This being the last volume, there is a good bit of action across the last couple of episodes as they deal with the Faydoom, especially since it's that kind of overwhelming force that seems impossible to take down in a short amount of time. This provides for some good fanservice moments with the girls all in their shiny outfits and working hard together, but the moments that really make things work briefly in this volume are the same as the previous one with Neito, the reverse-reincarnating woman. Having seen her future before and knowing that Tomokazu is key to it, the time she's spent with him has drawn her only more to him but she's managed to keep it under wraps for the most part. Amusing, Neneko seems to understand and you can gamble that some of her outward nature is influenced by Neito underneath. As the Destiny Transformation gets closer, it's Neito that really gives Tomokazu the incentive to do what he has to do in one of the few real moments in the show where the emotion is just strong.
For a game based on a video game, Yumeria could certainly be a lot worse than it turned out to be. The harem situation was decently done even if some of it was just badly obvious like Nanase and her secret identity. The character designs, even when seeming like some of the basic designs out there, were well done and very consistent and fluid throughout the show. Each of the characters ended up with a decent personality attached to them and I think they even managed a decent enough job with Mone. And I usually detest single-word characters since it's something that invariably just is used for gags whereas I think it just comes across as stupidity on their part. This volume manages to end things on a slightly higher note but this is mainly helped by the overall minimal amount of filler and the streamlined plot. This should would have been mind-numbing as a full twenty-six episode series but it works decently enough at this level. For fans of the show, they're getting a solid and well done release here with a very fast release schedule that gets it into their hands even quicker. This isn't a show I see myself revisiting anytime soon though and was one that wasn't high on my list to watch when new volumes arrived either.

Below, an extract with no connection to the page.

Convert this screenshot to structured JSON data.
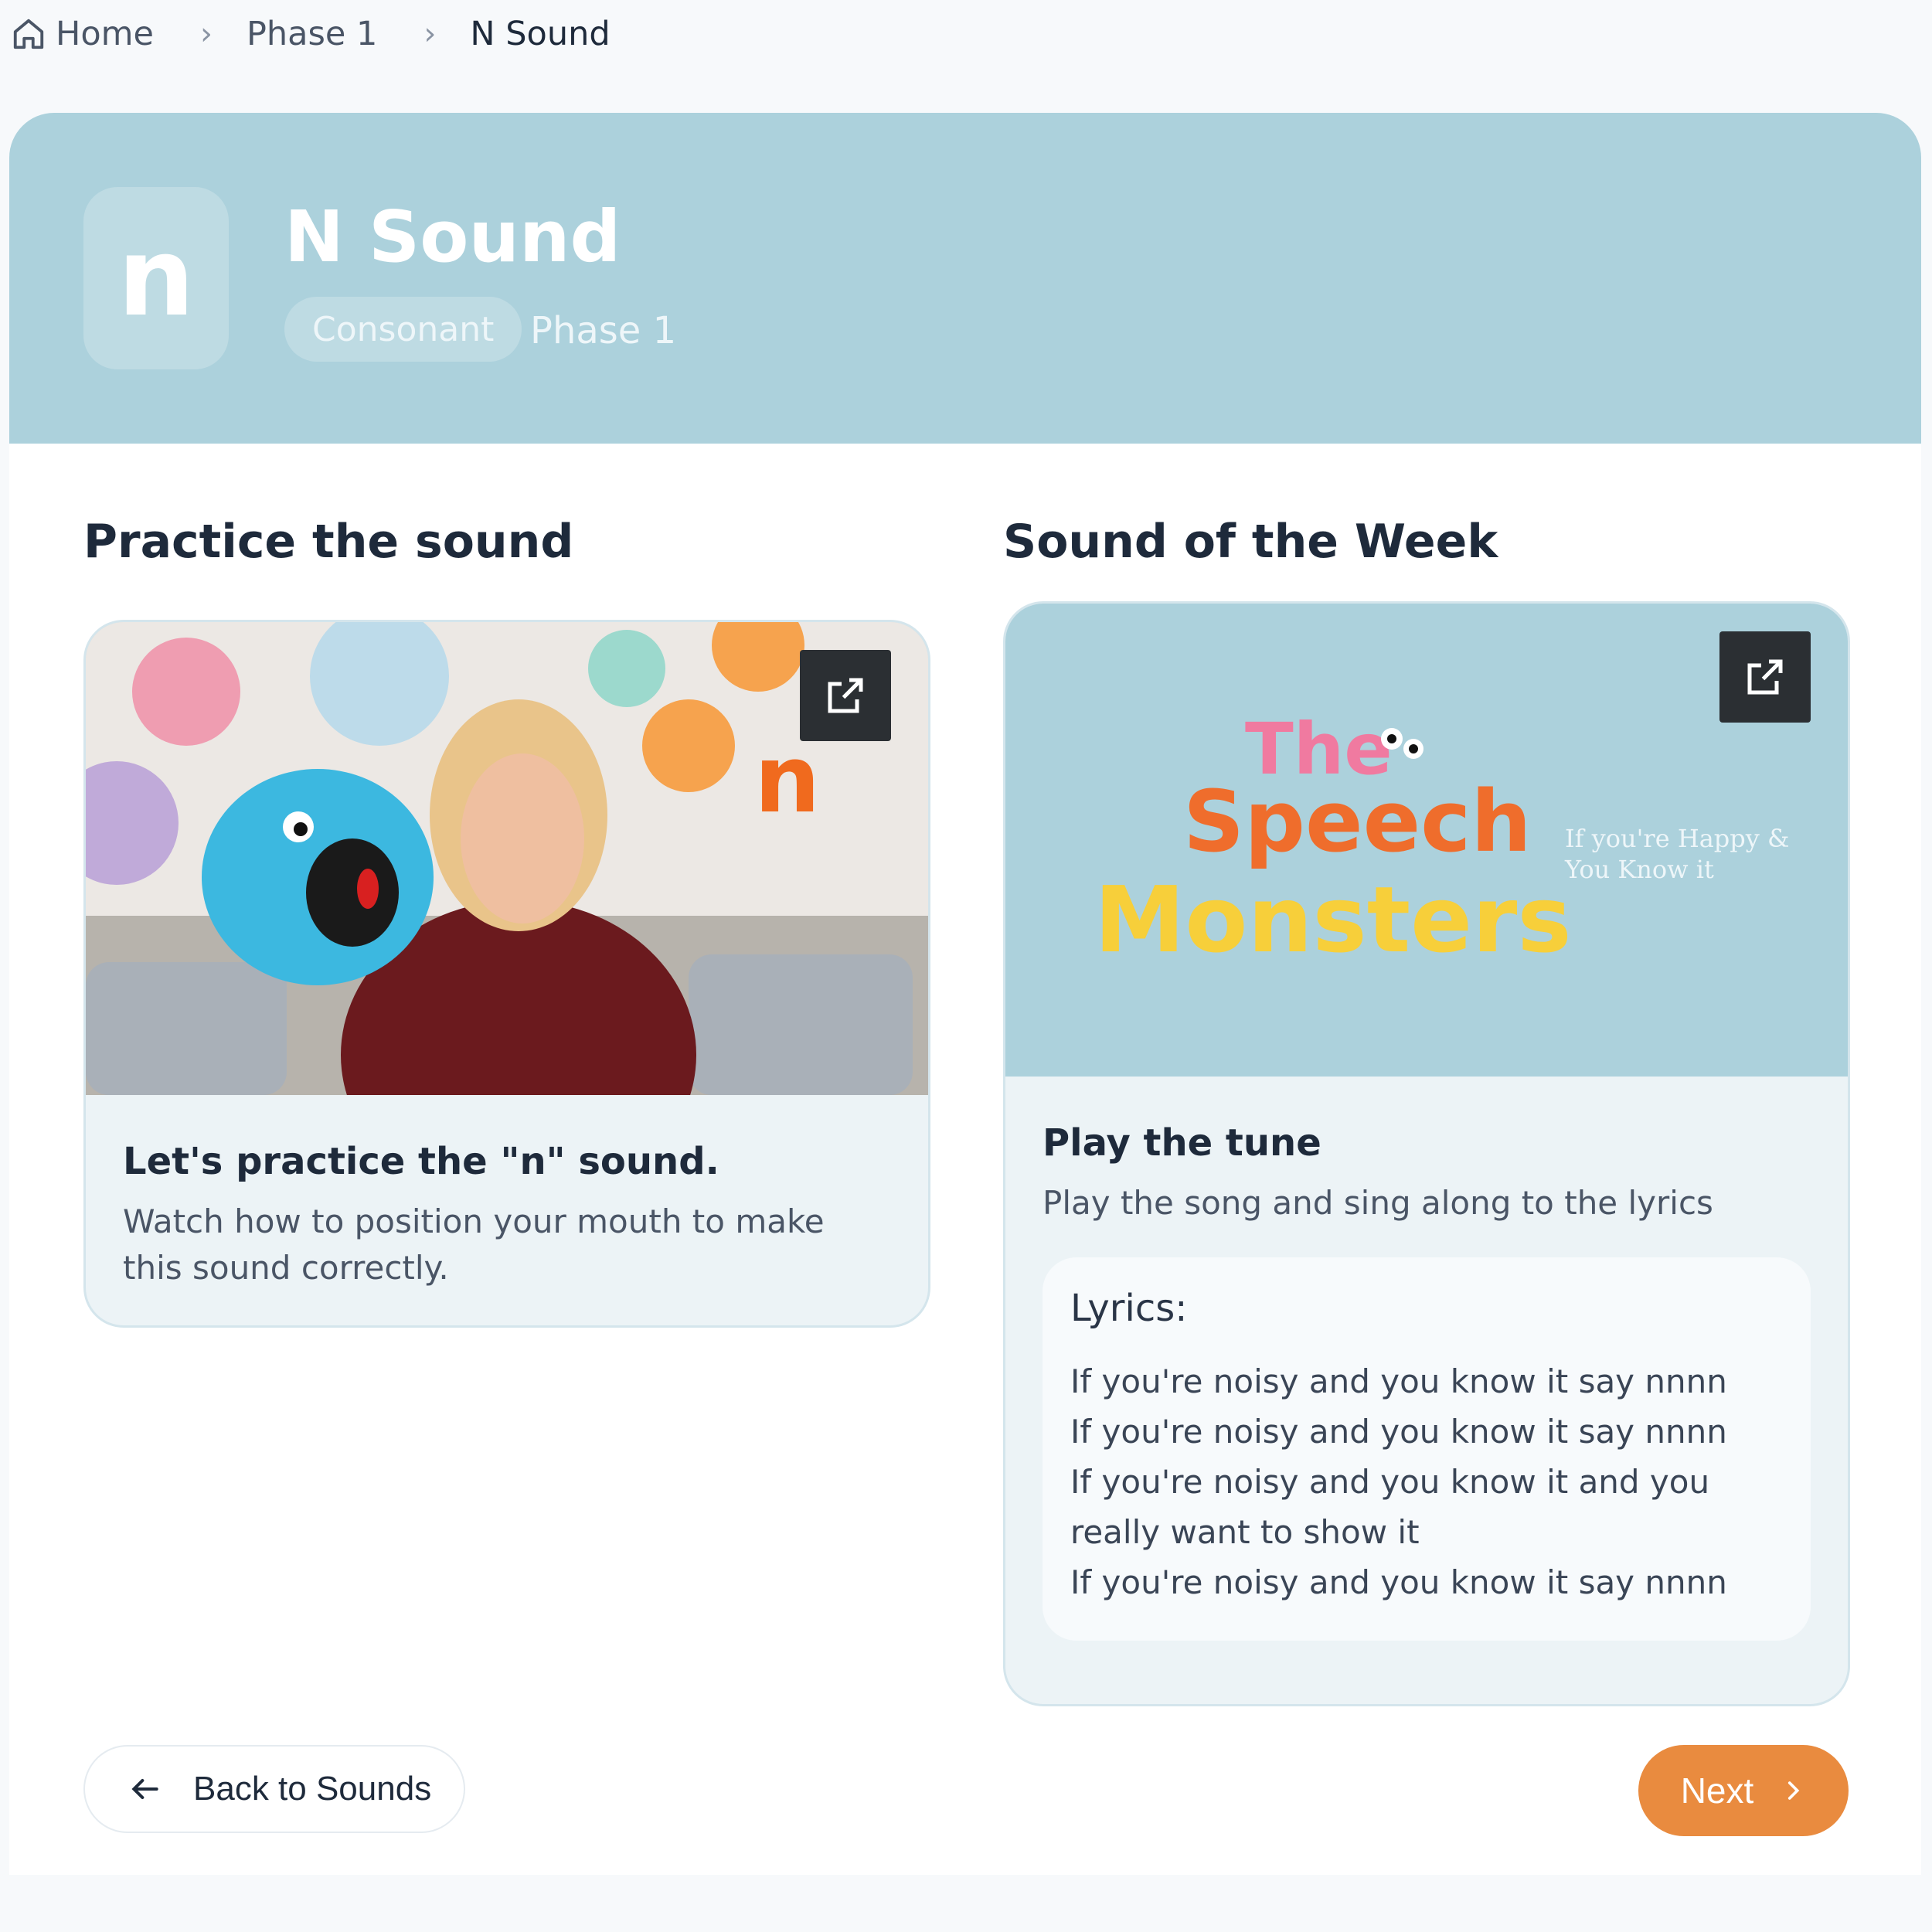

Japanese 2.0 Language,English 2.0 Language,English Subtitles,Clean opening animation,Clean closing animation
Panasonic PT50LC13 50" LCD RP HDTV, Zenith DVB-318 Progressive Scan codefree DVD player via DVI, Sony STR-DE835 DD/DTS receiver, Monster component cable and Panasonic SB-TP20S Multi-Channel Speaker System With 100-Watt Subwoofer.
Mania Grade: B-
Audio Rating: B+
Video Rating: A-
Packaging Rating: B+
Menus Rating: B
Extras Rating: B-
Age Rating: TV 14
Region: 1 - North America
Released By: ADV Films
Running time: 100
Aspect Ratio: 1.78:1 Anamorphic Widescreen
Disc Resolution: 480i/p (mixed/unknown)
Disc Encoding: MPEG-2